The proposed UN World Environment Organisation is badly needed to give poor countries a strong voice in green policy, says Zakri Abdul Hamid.
The United Nations will be convening in Rio de Janeiro, Brazil, next June to commemorate the 20th anniversary of the Earth Summit, held in the same city. The Rio+20 conference will assess progress since 1992 and aim to secure renewed political commitment to sustainable development.
One of the priorities is recognising that current governance systems to protect the environment have failed to meet expectations — indeed, the health of our environment has taken a turn for the worse over the past decades.
World leaders must recognise that taking the modest and incremental approach they took in Rio, 20 years ago is not enough. Only a major overhaul of the governance system will drive the reforms needed to address the challenges of environmental sustainability.
This article is part of our coverage of preparations for Rio+20 — the UN Conference on Sustainable Development — which takes place on 20-22 June 2012. For other articles, go to Science at Rio+20
The most challenging issue to be discussed is the creation of the proposed World Environment Organisation (WEO) — a new UN body that will anchor global efforts for the environment.
Developing countries disenfranchised
The phrase 'world organisation', when heard by diplomats in developing countries, often elicits an instinctive negative reaction that "it would be another World Trade Organization (WTO) and that's the last thing we need".
But the proposals look nothing like the WTO. While the WTO sets standards and tackles barriers to trade, most UN specialised agencies, such as the WHO and FAO, provide a consultative and facilitative function, helping countries to meet global commitments derived from mutual agreements.
The WEO is the kind of organisation we need badly, now more than ever. Environmental issues are governed by more than 40 UN agencies in addition to the UNEP (UN Environmental Programme). Over the years, the international community has adopted hundreds of multilateral environmental agreements, all with their own secretariats and administrations.
In 2010 alone, there were more meetings than there were days in the year. And in the last five years, meetings related to only a fraction of these agreements have produced more than 5,000 decisions that countries are called to act on.
The system has become incredibly complicated and virtually impossible for developing countries to participate in meaningfully. While rich countries can cope, poor nations are becoming disenfranchised.
Focus on green development
Most global organisations that operate today were designed and negotiated by the developed world, while developing countries stood watching on the sidelines.
Poor countries have been busy pushing for more finance and development, which of course are needed, but perhaps they have not always realised that the operators of the system are the global institutions — and they are skewed in favour of the richer nations.

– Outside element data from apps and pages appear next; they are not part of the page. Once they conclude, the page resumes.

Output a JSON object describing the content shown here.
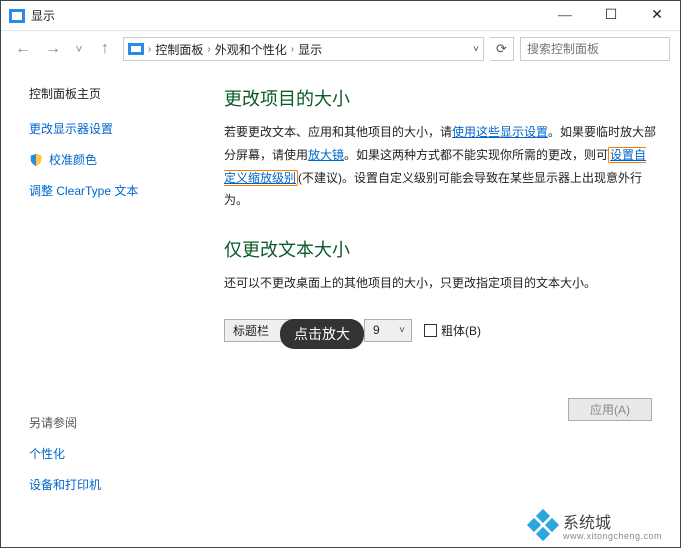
{
  "window": {
    "title": "显示"
  },
  "nav": {
    "breadcrumb": [
      "控制面板",
      "外观和个性化",
      "显示"
    ],
    "search_placeholder": "搜索控制面板"
  },
  "sidebar": {
    "home": "控制面板主页",
    "links": [
      "更改显示器设置",
      "校准颜色",
      "调整 ClearType 文本"
    ],
    "see_also_header": "另请参阅",
    "see_also": [
      "个性化",
      "设备和打印机"
    ]
  },
  "main": {
    "heading1": "更改项目的大小",
    "para1_pre": "若要更改文本、应用和其他项目的大小，请",
    "para1_link1": "使用这些显示设置",
    "para1_mid1": "。如果要临时放大部分屏幕，请使用",
    "para1_link2": "放大镜",
    "para1_mid2": "。如果这两种方式都不能实现你所需的更改，则可",
    "para1_link3": "设置自定义缩放级别",
    "para1_tail": "(不建议)。设置自定义级别可能会导致在某些显示器上出现意外行为。",
    "heading2": "仅更改文本大小",
    "para2": "还可以不更改桌面上的其他项目的大小，只更改指定项目的文本大小。",
    "tooltip": "点击放大",
    "select_value": "标题栏",
    "fontsize_value": "9",
    "bold_label": "粗体(B)",
    "apply_label": "应用(A)"
  },
  "watermark": {
    "brand": "系统城",
    "url": "www.xitongcheng.com"
  }
}
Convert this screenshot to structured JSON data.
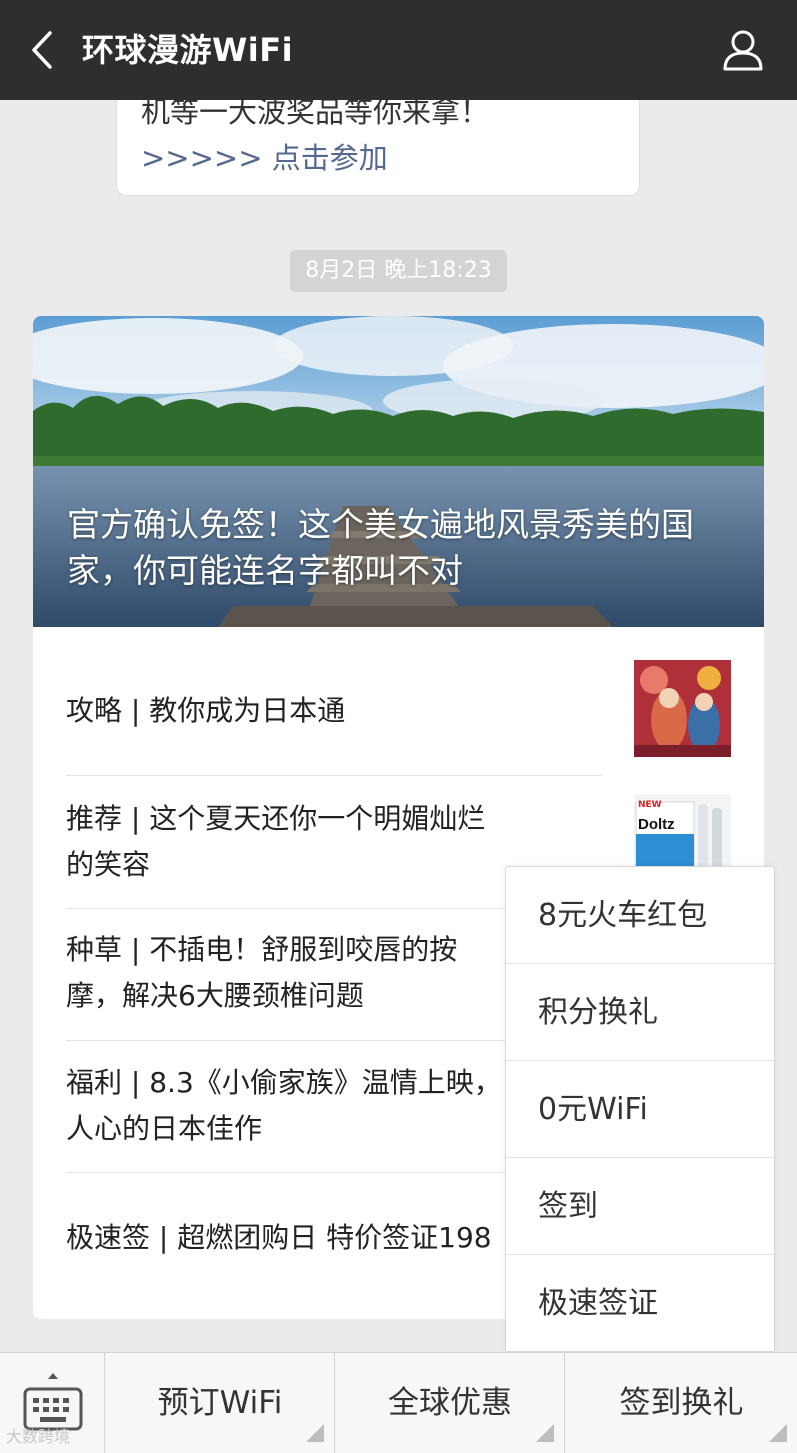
{
  "header": {
    "title": "环球漫游WiFi",
    "back_icon": "chevron-left-icon",
    "profile_icon": "person-icon"
  },
  "previous_message": {
    "line": "机等一大波奖品等你来拿！",
    "link": ">>>>> 点击参加"
  },
  "timestamp": "8月2日 晚上18:23",
  "article": {
    "cover_title": "官方确认免签！这个美女遍地风景秀美的国家，你可能连名字都叫不对",
    "items": [
      {
        "title": "攻略 | 教你成为日本通"
      },
      {
        "title": "推荐 | 这个夏天还你一个明媚灿烂的笑容"
      },
      {
        "title": "种草 | 不插电！舒服到咬唇的按摩，解决6大腰颈椎问题"
      },
      {
        "title": "福利 | 8.3《小偷家族》温情上映，人心的日本佳作"
      },
      {
        "title": "极速签 | 超燃团购日 特价签证198"
      }
    ],
    "thumb2_brand": "Doltz",
    "thumb2_new": "NEW"
  },
  "popup_menu": {
    "items": [
      "8元火车红包",
      "积分换礼",
      "0元WiFi",
      "签到",
      "极速签证"
    ]
  },
  "bottom_bar": {
    "keyboard_icon": "keyboard-icon",
    "tabs": [
      "预订WiFi",
      "全球优惠",
      "签到换礼"
    ]
  },
  "watermark": "大数跨境",
  "colors": {
    "header_bg": "#2e2e2e",
    "page_bg": "#ebebeb",
    "link": "#55688f"
  }
}
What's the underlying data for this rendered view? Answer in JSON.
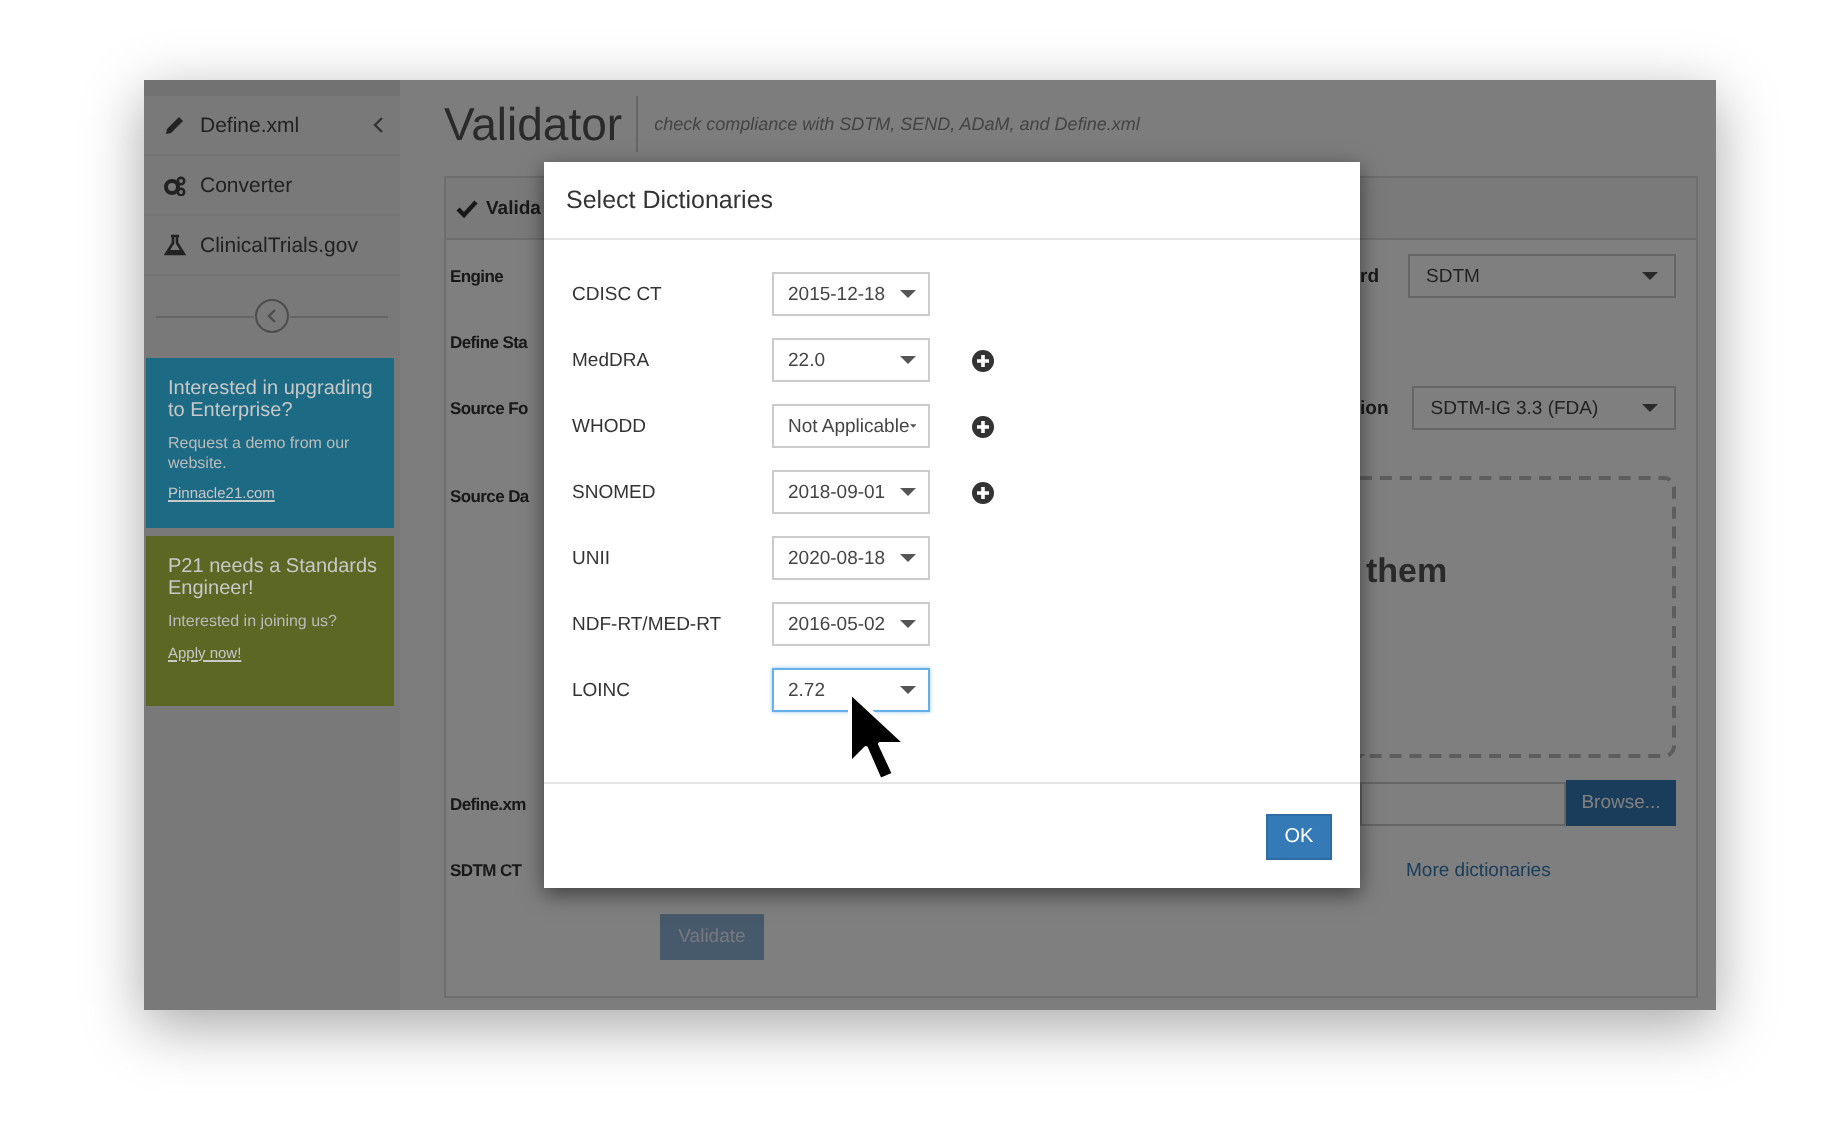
{
  "sidebar": {
    "items": [
      {
        "label": "Define.xml",
        "collapsible": true
      },
      {
        "label": "Converter",
        "collapsible": false
      },
      {
        "label": "ClinicalTrials.gov",
        "collapsible": false
      }
    ]
  },
  "promos": [
    {
      "color": "#1c6a84",
      "heading": "Interested in upgrading to Enterprise?",
      "text": "Request a demo from our website.",
      "link": "Pinnacle21.com"
    },
    {
      "color": "#5d6724",
      "heading": "P21 needs a Standards Engineer!",
      "text": "Interested in joining us?",
      "link": "Apply now!"
    }
  ],
  "page": {
    "title": "Validator",
    "subtitle": "check compliance with SDTM, SEND, ADaM, and Define.xml"
  },
  "panel": {
    "tab": "Valida",
    "rows": [
      {
        "kind": "select",
        "label": "Engine",
        "right_label": "rd",
        "value": "SDTM"
      },
      {
        "kind": "plain",
        "label": "Define Sta"
      },
      {
        "kind": "select",
        "label": "Source Fo",
        "right_label": "ion",
        "value": "SDTM-IG 3.3 (FDA)"
      },
      {
        "kind": "dropzone",
        "label": "Source Da",
        "text": "them"
      },
      {
        "kind": "file",
        "label": "Define.xm",
        "button": "Browse..."
      },
      {
        "kind": "link",
        "label": "SDTM CT",
        "link": "More dictionaries"
      }
    ],
    "validate_button": {
      "label": "Validate",
      "disabled": true
    }
  },
  "dialog": {
    "title": "Select Dictionaries",
    "rows": [
      {
        "label": "CDISC CT",
        "value": "2015-12-18",
        "focused": false,
        "addable": false
      },
      {
        "label": "MedDRA",
        "value": "22.0",
        "focused": false,
        "addable": true
      },
      {
        "label": "WHODD",
        "value": "Not Applicable",
        "focused": false,
        "addable": true
      },
      {
        "label": "SNOMED",
        "value": "2018-09-01",
        "focused": false,
        "addable": true
      },
      {
        "label": "UNII",
        "value": "2020-08-18",
        "focused": false,
        "addable": false
      },
      {
        "label": "NDF-RT/MED-RT",
        "value": "2016-05-02",
        "focused": false,
        "addable": false
      },
      {
        "label": "LOINC",
        "value": "2.72",
        "focused": true,
        "addable": false
      }
    ],
    "ok_button": "OK"
  }
}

Redesigning a new environmental governance system is an opportunity to change this. The WEO must have a development focus and be better aimed at responding to the needs of developing countries.
And in the process, developing countries must start to take ownership of green economic policy. They need to think clearly about their needs and shake off the thinking that the environmental agenda is only for the rich.

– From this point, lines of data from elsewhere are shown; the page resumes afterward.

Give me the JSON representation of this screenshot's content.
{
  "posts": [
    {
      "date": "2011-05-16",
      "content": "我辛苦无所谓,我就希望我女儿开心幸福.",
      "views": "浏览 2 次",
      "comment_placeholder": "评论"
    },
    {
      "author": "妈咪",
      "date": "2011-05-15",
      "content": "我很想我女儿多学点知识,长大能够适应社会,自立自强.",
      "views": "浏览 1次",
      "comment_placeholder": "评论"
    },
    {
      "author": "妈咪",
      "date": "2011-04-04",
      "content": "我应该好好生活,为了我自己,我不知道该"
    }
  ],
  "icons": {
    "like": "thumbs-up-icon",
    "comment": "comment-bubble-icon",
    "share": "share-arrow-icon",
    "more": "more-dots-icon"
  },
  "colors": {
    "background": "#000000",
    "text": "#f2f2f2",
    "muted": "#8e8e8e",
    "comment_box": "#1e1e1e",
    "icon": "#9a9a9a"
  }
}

A healthy environment on which the ecosystem depends is not only paramount for the poorest nations, it is also an opportunity for economic growth by targeting the market for green technology, goods and services.
Agenda for the WEO
To respond to developing countries' needs, the WEO must have certain priorities. It must be a democratic body with universal membership, where each country has one vote — not weighted voting, as in the case of many financial assistance agencies where donor countries have more votes than recipients.
The WEO must also have an implementation arm to respond to needs for technical assistance, capacity building and technology support.
As things stand, support for implementation falls through the cracks in the UN system. No agency is responsible for such support in the environmental sector, and developing countries are losing out.
This is especially the case for multilateral environmental agreements (MEAs) where there are many promises of support but only a few mechanisms, and there is no obvious institution to help countries implement their commitments.
For example, one of the MEAs signed at the Earth Summit in 1992 was the Convention on Biological Diversity. One of its lofty targets, adopted in 2002, was to reduce biodiversity loss by 2010. The target was not met due to implementation difficulties.
We need the WEO to help develop new ideas, share experience and help poor countries become partners in a green economy — and not create a parallel development track, one for the haves, another for the have-nots.
In fact, the definition of a green economy, and the steps needed to achieve it, have already been outlined by the UNEP. But its constrained budget and limited capacity for country programmes raise serious doubts about the prospects of success.
The WEO must be the anchor that can rationalise current environmental governance and ensure that developing countries are equally represented and able to participate in the system within their own financial means.
If developing countries agree that these are the elements of a new system, then they need to engage in the debate and support the proposal — already introduced in the preparatory process — that takes our needs to Rio+20.
Zakri Abdul Hamid is science advisor to the Prime Minister of Malaysia.
This article is part of our coverage on Science at Rio+20.